[[ PROVIDED INFORMATION open ]]

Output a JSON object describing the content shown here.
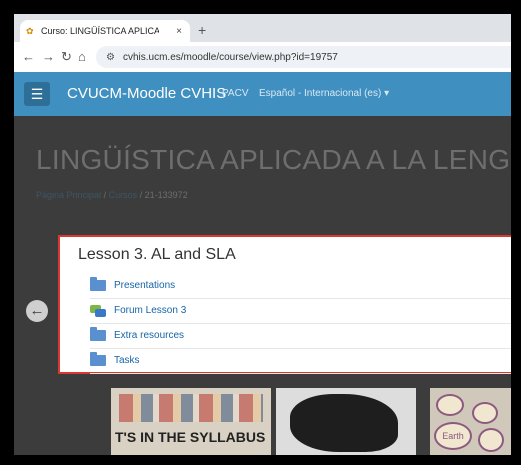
{
  "browser": {
    "tab_title": "Curso: LINGÜÍSTICA APLICA",
    "tab_close": "×",
    "new_tab": "+",
    "url": "cvhis.ucm.es/moodle/course/view.php?id=19757"
  },
  "navbar": {
    "brand": "CVUCM-Moodle CVHIS",
    "pacv": "PACV",
    "language": "Español - Internacional (es) ▾"
  },
  "course": {
    "title": "LINGÜÍSTICA APLICADA A LA LENGUA INGI",
    "breadcrumb": {
      "home": "Página Principal",
      "sep1": "/",
      "courses": "Cursos",
      "sep2": "/",
      "course_id": "21-133972"
    }
  },
  "modal": {
    "title": "Lesson 3. AL and SLA",
    "items": [
      {
        "label": "Presentations",
        "icon": "folder-icon"
      },
      {
        "label": "Forum Lesson 3",
        "icon": "forum-icon"
      },
      {
        "label": "Extra resources",
        "icon": "folder-icon"
      },
      {
        "label": "Tasks",
        "icon": "folder-icon"
      }
    ]
  },
  "thumbnails": {
    "syllabus_caption": "T'S IN THE SYLLABUS",
    "bubble_word": "Earth"
  },
  "colors": {
    "navbar": "#3f8fc0",
    "modal_border": "#d9392f",
    "link": "#1565a8"
  }
}
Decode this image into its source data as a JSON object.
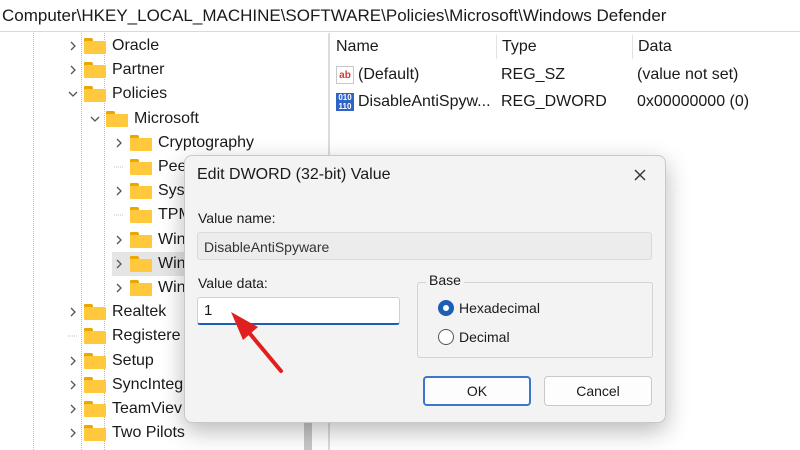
{
  "address_bar": {
    "path": "Computer\\HKEY_LOCAL_MACHINE\\SOFTWARE\\Policies\\Microsoft\\Windows Defender"
  },
  "tree": {
    "items": [
      {
        "label": "Oracle",
        "expander": "collapsed",
        "level": 1
      },
      {
        "label": "Partner",
        "expander": "collapsed",
        "level": 1
      },
      {
        "label": "Policies",
        "expander": "expanded",
        "level": 1
      },
      {
        "label": "Microsoft",
        "expander": "expanded",
        "level": 2
      },
      {
        "label": "Cryptography",
        "expander": "collapsed",
        "level": 3
      },
      {
        "label": "Peer",
        "expander": "none",
        "level": 3
      },
      {
        "label": "Syst",
        "expander": "collapsed",
        "level": 3
      },
      {
        "label": "TPM",
        "expander": "none",
        "level": 3
      },
      {
        "label": "Win",
        "expander": "collapsed",
        "level": 3
      },
      {
        "label": "Win",
        "expander": "collapsed",
        "level": 3,
        "selected": true
      },
      {
        "label": "Win",
        "expander": "collapsed",
        "level": 3
      },
      {
        "label": "Realtek",
        "expander": "collapsed",
        "level": 1
      },
      {
        "label": "Registere",
        "expander": "none",
        "level": 1
      },
      {
        "label": "Setup",
        "expander": "collapsed",
        "level": 1
      },
      {
        "label": "SyncInteg",
        "expander": "collapsed",
        "level": 1
      },
      {
        "label": "TeamViev",
        "expander": "collapsed",
        "level": 1
      },
      {
        "label": "Two Pilots",
        "expander": "collapsed",
        "level": 1
      }
    ]
  },
  "list": {
    "headers": {
      "name": "Name",
      "type": "Type",
      "data": "Data"
    },
    "rows": [
      {
        "icon": "string-value-icon",
        "icon_text": "ab",
        "name": "(Default)",
        "type": "REG_SZ",
        "data": "(value not set)"
      },
      {
        "icon": "dword-value-icon",
        "icon_text": "010 110",
        "name": "DisableAntiSpyw...",
        "type": "REG_DWORD",
        "data": "0x00000000 (0)"
      }
    ]
  },
  "dialog": {
    "title": "Edit DWORD (32-bit) Value",
    "value_name_label": "Value name:",
    "value_name": "DisableAntiSpyware",
    "value_data_label": "Value data:",
    "value_data": "1",
    "base_label": "Base",
    "base_options": [
      {
        "label": "Hexadecimal",
        "selected": true
      },
      {
        "label": "Decimal",
        "selected": false
      }
    ],
    "ok_label": "OK",
    "cancel_label": "Cancel"
  },
  "colors": {
    "accent": "#1a5fb4",
    "annotation_arrow": "#e02020",
    "folder": "#ffc83d"
  }
}
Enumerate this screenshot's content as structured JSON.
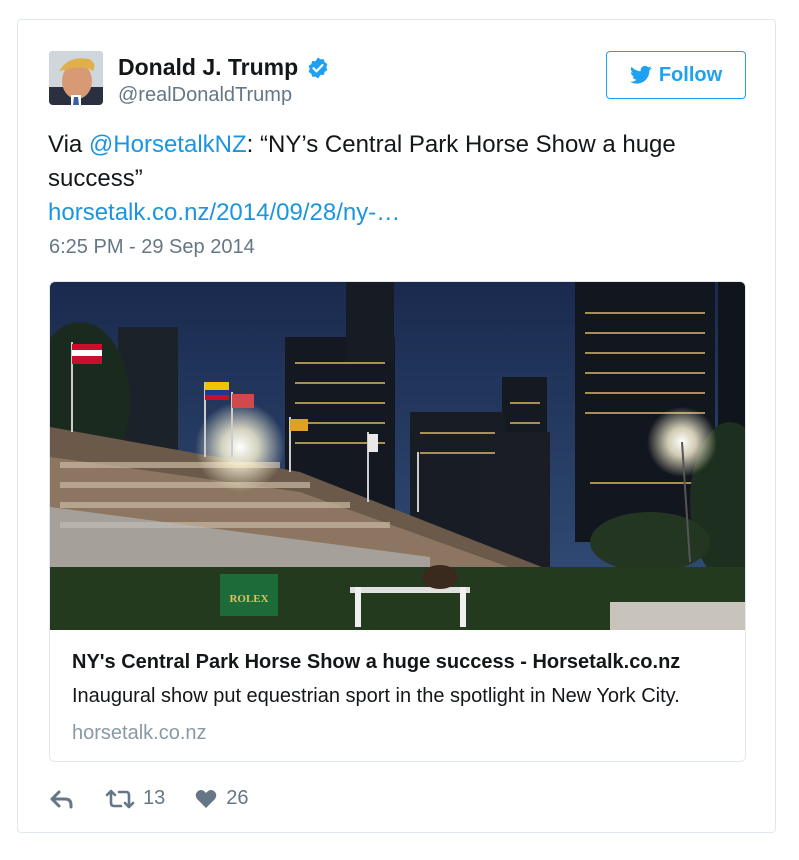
{
  "author": {
    "name": "Donald J. Trump",
    "handle": "@realDonaldTrump"
  },
  "follow_label": "Follow",
  "tweet": {
    "prefix": "Via ",
    "mention": "@HorsetalkNZ",
    "body": ": “NY’s Central Park Horse Show a huge success”",
    "url": "horsetalk.co.nz/2014/09/28/ny-…",
    "timestamp": "6:25 PM - 29 Sep 2014"
  },
  "card": {
    "title": "NY's Central Park Horse Show a huge success - Horsetalk.co.nz",
    "description": "Inaugural show put equestrian sport in the spotlight in New York City.",
    "domain": "horsetalk.co.nz",
    "banner_text": "ROLEX"
  },
  "actions": {
    "retweets": "13",
    "likes": "26"
  },
  "colors": {
    "accent": "#1da1f2",
    "link": "#1b95e0",
    "muted": "#657786"
  },
  "icons": [
    "verified-badge-icon",
    "twitter-bird-icon",
    "reply-icon",
    "retweet-icon",
    "heart-icon"
  ]
}
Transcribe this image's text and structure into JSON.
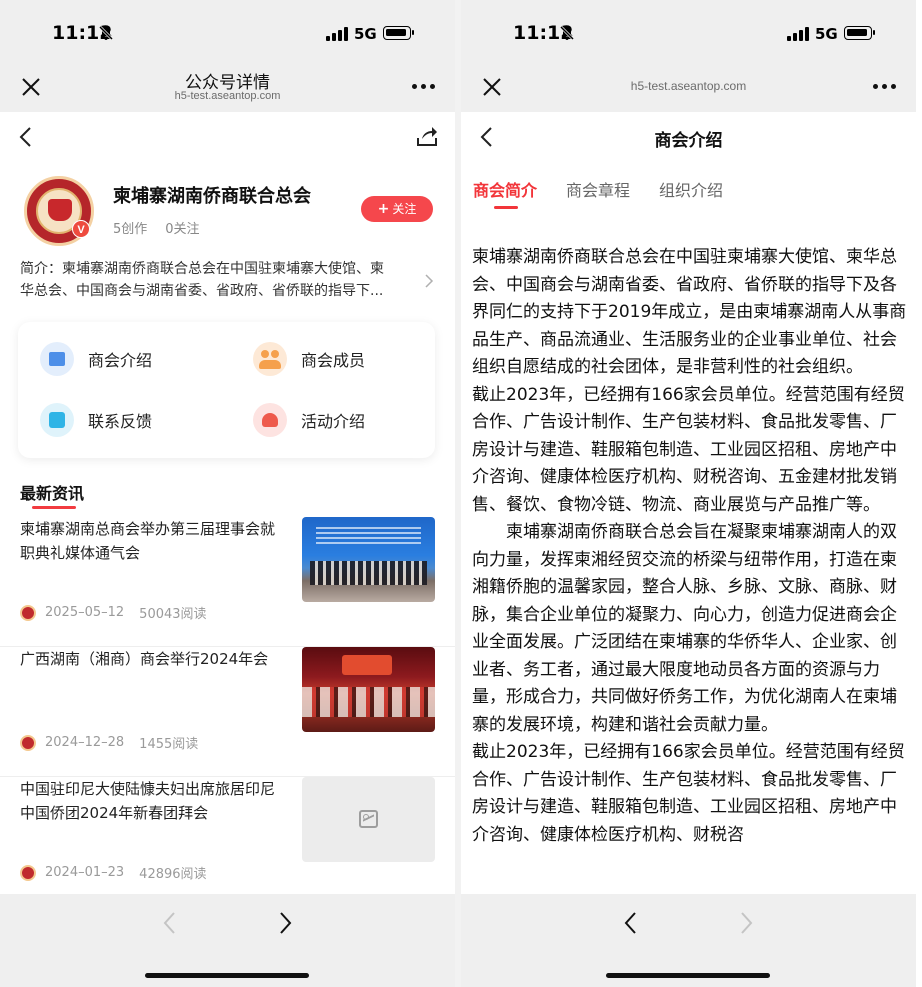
{
  "status": {
    "time": "11:12",
    "network": "5G"
  },
  "left": {
    "nav": {
      "title": "公众号详情",
      "url": "h5-test.aseantop.com"
    },
    "profile": {
      "name": "柬埔寨湖南侨商联合总会",
      "works": "5创作",
      "follows": "0关注",
      "follow_button": "关注",
      "follow_plus": "+",
      "verified_badge": "V"
    },
    "intro": {
      "line1": "简介：柬埔寨湖南侨商联合总会在中国驻柬埔寨大使馆、柬",
      "line2": "华总会、中国商会与湖南省委、省政府、省侨联的指导下..."
    },
    "menu": [
      {
        "label": "商会介绍",
        "icon": "building-icon"
      },
      {
        "label": "商会成员",
        "icon": "members-icon"
      },
      {
        "label": "联系反馈",
        "icon": "feedback-icon"
      },
      {
        "label": "活动介绍",
        "icon": "activity-icon"
      }
    ],
    "news_heading": "最新资讯",
    "news": [
      {
        "title": "柬埔寨湖南总商会举办第三届理事会就职典礼媒体通气会",
        "date": "2025–05–12",
        "views": "50043阅读"
      },
      {
        "title": "广西湖南（湘商）商会举行2024年会",
        "date": "2024–12–28",
        "views": "1455阅读"
      },
      {
        "title": "中国驻印尼大使陆慷夫妇出席旅居印尼中国侨团2024年新春团拜会",
        "date": "2024–01–23",
        "views": "42896阅读"
      }
    ]
  },
  "right": {
    "nav": {
      "url": "h5-test.aseantop.com"
    },
    "page_title": "商会介绍",
    "tabs": [
      {
        "label": "商会简介",
        "active": true
      },
      {
        "label": "商会章程",
        "active": false
      },
      {
        "label": "组织介绍",
        "active": false
      }
    ],
    "article": [
      "柬埔寨湖南侨商联合总会在中国驻柬埔寨大使馆、柬华总会、中国商会与湖南省委、省政府、省侨联的指导下及各界同仁的支持下于2019年成立，是由柬埔寨湖南人从事商品生产、商品流通业、生活服务业的企业事业单位、社会组织自愿结成的社会团体，是非营利性的社会组织。",
      "截止2023年，已经拥有166家会员单位。经营范围有经贸合作、广告设计制作、生产包装材料、食品批发零售、厂房设计与建造、鞋服箱包制造、工业园区招租、房地产中介咨询、健康体检医疗机构、财税咨询、五金建材批发销售、餐饮、食物冷链、物流、商业展览与产品推广等。",
      "柬埔寨湖南侨商联合总会旨在凝聚柬埔寨湖南人的双向力量，发挥柬湘经贸交流的桥梁与纽带作用，打造在柬湘籍侨胞的温馨家园，整合人脉、乡脉、文脉、商脉、财脉，集合企业单位的凝聚力、向心力，创造力促进商会企业全面发展。广泛团结在柬埔寨的华侨华人、企业家、创业者、务工者，通过最大限度地动员各方面的资源与力量，形成合力，共同做好侨务工作，为优化湖南人在柬埔寨的发展环境，构建和谐社会贡献力量。",
      "截止2023年，已经拥有166家会员单位。经营范围有经贸合作、广告设计制作、生产包装材料、食品批发零售、厂房设计与建造、鞋服箱包制造、工业园区招租、房地产中介咨询、健康体检医疗机构、财税咨"
    ]
  }
}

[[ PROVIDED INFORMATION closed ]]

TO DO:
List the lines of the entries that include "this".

PROBLEM SOLUTION:
Decode this image into its source data as a JSON object.
Enumerate this screenshot's content as structured JSON.
Transcribe this image's text and structure into JSON.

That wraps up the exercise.